The Week Ending Friday May 11th 2018
US equities stormed back up last week rising 3%, while the USD was volatile but ended up flat. Bond yields and commodities were also flat. A reasonable result for nominal growth expectations after the previous week’s disappointment based on USD strength reflecting fears of, or itself being, excessive monetary tightening.
The main economic news that partly drove the outcome this week was the weaker than expected Core CPI reading for April. Although hawks tried to claim it was due to some funny one-off movements markets ignored it altogether, thus allowing the great tech stock bounce back to continue driving up equity markets. Even the much feared US budget deficit showed a healthier than expected surplus in April, at least for now calming fears of a ballooning deficit. There was little other news in the week.
Fear of four hikes in 2018 ignored for now
The slew of FOMC member comments had little impact. The expectations to have three more 25bps rate hikes during the year (in June, September and December) has continued to move up to a 50% chance according futures markets. If that really happens then that is a very tough signal of intent by the FOMC. It spooked the markets a month ago when four hikes first became a real proposition, but markets seem to have gotten used to the idea. One reason why fears have calmed is the resilience of equity markets.

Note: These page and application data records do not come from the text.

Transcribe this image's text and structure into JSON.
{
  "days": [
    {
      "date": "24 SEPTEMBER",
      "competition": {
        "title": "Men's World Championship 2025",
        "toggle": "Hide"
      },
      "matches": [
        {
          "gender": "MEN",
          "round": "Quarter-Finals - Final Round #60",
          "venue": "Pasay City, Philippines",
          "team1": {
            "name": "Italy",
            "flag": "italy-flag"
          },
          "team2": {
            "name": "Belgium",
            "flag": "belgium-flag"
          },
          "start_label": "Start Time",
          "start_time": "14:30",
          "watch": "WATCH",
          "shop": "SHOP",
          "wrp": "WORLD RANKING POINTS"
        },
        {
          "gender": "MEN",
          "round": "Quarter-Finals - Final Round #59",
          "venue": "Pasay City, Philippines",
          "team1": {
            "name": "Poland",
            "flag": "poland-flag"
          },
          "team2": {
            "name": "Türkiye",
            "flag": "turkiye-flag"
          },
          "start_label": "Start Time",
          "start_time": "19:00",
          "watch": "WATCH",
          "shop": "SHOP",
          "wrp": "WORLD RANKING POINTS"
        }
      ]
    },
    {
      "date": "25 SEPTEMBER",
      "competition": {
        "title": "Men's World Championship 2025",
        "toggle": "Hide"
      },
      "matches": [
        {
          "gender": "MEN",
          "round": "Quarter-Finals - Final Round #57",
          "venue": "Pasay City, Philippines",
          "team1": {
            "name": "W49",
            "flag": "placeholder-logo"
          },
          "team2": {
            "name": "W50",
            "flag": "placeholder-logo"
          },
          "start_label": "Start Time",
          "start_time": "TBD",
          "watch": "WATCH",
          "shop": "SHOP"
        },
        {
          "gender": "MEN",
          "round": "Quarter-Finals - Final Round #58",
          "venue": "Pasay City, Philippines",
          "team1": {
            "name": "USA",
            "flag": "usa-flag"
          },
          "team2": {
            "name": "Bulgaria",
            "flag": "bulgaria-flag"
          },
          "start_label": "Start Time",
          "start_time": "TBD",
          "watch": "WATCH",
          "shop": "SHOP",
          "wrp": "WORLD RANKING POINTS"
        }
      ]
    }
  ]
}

According to Factset, for US equities reporting 2018Q1 earnings over the past few weeks, results have been very positive, especially for companies with a bias towards overseas earnings and revenues. Aggregate company revenues are a good sideways take on nominal GDP growth. Real global revenue growth is strong at 4% projected for 2018 and 2019, helping 2018Q1 show 8.2% YoY growth. Even for more domestically focused US companies, sales growth was 6.4% YoY in 2018Q1.
Whether Emerging Markets really can cope with three more actual Fed hikes is uncertain. Reports of EM Equity fund outflows would appear to indicate markets are somewhat worried. If these flows are correct, then slowing global growth could begin to cause disappointment amongst US company earnings. For now though, US company earnings expectations are doing quite well.
Next week sees data for April on Retail Sales and Industrial Production, plus some current month surveys. Retail sales have disappointed a bit in recent months, so April figures will be interesting. In contrast, Industrial Production and its subset Manufacturing Production have shown an upward trend over recent months. Since the outlook from US companies remains positive, these indexes should maintain their positive trend.